Also, watching Catriona careering diagonally across the black mountain between the two assigned “tracks” at a healthy pace was deeply hilarious.  To be fair she looks a lot more in control than me…

  

We opted to head to the Pacific coast for a few days to lick our wounds. 

 

“Oh look!”  I exclaimed, “A little sheltered cove all to ourselves that we can relax in, between our surfs.” Sniffing suspiciously, Catriona opined that we should maybe move – “It doesn’t smell very nice here Alex,” she said, “I think we should go somewhere else on the beach.”  I cavorted around the wee shaded area trying to locate the origins of the smell.  It was then that the large mound of human poo (You can always tell it’s human.  Always.) was discovered.  My flip-flopped foot was placed firmly in it.  The poo had somehow covered much of my right leg and while Catriona cried with laughter, I cried in horror as I attempted to cleanse myself in the sea.  Apart from this, we surfed for three days and there were improvements on all counts.  The waves down here were much more forgiving than the tempest in El Salvador and despite the crazy levels of tourists in San Juan Del Sur – it being the national week holiday of Semana Santa – we managed to have a very chilled time indeed.  

   

With only days left though, we’re planning on some more of this relaxation on the east coast in the shape of the Corn Islands.  Meant to be tricky to get there mind, but what’s a prize without a fight?  

 

On another note, Catriona proffered this scenario to me – imagine Stonehaven was suddenly invaded by a bunch of super wealthy, pyjama wearing backpackers, who very abruptly bought over all the properties along the beachfront and overpriced everything so that only other pyjama wearing loons could afford them.  Would Stonehaven remain Stonehaven?  Or would it become a pyjama playground for bare-footed bangle wearers who’d go on pub crawls together and shag on the beach?  It’s worth thinking about as many places in Central America have become this.  There’s actually a place on Lake Atitlan in Guatemala nicknamed Gringo-Landia.  They’ve not even tried to make it resemble what it used to be. It’s just a retreat for listless foreign teenagers next to a lake.
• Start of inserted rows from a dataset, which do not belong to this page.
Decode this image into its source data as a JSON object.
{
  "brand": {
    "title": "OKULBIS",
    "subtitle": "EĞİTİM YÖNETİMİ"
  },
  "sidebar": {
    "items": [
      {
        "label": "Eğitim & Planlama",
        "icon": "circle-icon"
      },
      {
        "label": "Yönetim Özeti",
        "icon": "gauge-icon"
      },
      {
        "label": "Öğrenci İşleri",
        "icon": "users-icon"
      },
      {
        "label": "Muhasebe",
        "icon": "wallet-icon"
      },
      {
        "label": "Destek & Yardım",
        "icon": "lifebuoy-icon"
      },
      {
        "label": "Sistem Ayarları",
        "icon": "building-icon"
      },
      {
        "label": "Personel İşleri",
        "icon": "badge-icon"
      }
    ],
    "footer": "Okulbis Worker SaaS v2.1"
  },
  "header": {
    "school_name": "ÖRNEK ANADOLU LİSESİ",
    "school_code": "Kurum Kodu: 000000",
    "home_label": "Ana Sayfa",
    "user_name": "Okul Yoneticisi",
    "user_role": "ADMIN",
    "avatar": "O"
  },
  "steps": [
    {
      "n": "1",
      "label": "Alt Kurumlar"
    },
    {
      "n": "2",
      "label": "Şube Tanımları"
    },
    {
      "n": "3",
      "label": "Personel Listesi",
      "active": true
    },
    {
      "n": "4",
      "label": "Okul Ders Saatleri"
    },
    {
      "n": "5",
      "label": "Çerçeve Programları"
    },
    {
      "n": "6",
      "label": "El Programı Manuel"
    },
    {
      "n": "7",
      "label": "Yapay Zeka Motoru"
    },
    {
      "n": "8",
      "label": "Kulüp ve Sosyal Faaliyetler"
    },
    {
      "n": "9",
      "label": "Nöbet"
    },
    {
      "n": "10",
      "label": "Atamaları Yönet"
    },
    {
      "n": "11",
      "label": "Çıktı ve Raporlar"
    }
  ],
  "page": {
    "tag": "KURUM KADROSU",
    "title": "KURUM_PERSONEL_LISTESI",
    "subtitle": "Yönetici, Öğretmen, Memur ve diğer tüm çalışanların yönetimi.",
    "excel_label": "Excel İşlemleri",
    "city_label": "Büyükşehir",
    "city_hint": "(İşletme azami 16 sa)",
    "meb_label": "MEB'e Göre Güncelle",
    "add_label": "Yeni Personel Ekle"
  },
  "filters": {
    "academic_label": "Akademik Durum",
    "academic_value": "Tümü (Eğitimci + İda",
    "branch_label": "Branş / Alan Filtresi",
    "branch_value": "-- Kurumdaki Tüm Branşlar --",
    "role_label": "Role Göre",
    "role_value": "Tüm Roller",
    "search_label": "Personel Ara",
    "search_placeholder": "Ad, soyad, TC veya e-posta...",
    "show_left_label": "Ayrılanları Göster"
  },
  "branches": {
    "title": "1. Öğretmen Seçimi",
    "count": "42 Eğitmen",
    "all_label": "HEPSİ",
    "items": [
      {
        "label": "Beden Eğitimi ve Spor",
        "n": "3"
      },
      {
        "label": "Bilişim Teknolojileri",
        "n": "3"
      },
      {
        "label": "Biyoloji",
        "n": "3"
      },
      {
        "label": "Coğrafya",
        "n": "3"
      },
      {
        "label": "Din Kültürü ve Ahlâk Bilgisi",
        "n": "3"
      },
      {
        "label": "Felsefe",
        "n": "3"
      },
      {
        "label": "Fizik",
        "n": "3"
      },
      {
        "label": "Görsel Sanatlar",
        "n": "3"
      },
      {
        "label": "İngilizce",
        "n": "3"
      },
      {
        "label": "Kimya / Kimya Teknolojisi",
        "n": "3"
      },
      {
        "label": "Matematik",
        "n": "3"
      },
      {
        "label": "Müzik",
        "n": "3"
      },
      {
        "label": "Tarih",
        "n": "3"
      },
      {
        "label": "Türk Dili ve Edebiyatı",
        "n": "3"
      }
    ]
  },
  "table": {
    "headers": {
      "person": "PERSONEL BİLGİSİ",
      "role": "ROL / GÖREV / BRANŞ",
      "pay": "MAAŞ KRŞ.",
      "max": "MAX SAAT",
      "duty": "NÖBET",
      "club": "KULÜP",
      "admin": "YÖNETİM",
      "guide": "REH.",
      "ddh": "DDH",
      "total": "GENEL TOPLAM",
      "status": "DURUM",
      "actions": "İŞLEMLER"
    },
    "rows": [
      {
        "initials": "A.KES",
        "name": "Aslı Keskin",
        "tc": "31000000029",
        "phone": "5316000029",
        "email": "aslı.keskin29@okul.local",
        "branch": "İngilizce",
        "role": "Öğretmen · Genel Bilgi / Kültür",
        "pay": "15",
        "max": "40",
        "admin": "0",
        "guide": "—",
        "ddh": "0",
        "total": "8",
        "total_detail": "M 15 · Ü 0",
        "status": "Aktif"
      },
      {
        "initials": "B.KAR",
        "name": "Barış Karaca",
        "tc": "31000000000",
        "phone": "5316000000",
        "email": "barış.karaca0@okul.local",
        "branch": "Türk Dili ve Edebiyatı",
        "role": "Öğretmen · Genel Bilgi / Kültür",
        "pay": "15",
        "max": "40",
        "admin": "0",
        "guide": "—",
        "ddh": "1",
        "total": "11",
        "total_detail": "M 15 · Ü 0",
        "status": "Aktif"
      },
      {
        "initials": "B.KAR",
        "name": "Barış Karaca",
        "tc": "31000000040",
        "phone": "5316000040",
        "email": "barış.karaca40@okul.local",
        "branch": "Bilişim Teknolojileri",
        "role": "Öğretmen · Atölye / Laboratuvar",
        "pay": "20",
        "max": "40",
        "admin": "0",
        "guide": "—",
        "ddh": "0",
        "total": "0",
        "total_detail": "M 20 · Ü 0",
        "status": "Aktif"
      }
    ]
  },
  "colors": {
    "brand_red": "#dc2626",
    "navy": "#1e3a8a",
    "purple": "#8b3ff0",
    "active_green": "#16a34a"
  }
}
It’s like the west (or should that be east?) came back and took over again.  The Empire Strikes Back but in bloody pyjamas.  It’s worth considering if you’re ever planning to come to this neck of the woods.  It is very, very easy to escape all the fakery, but very, very tempting to join in the fun.  Maybe I’m just bitter about breaking my camera on that bloody volcano.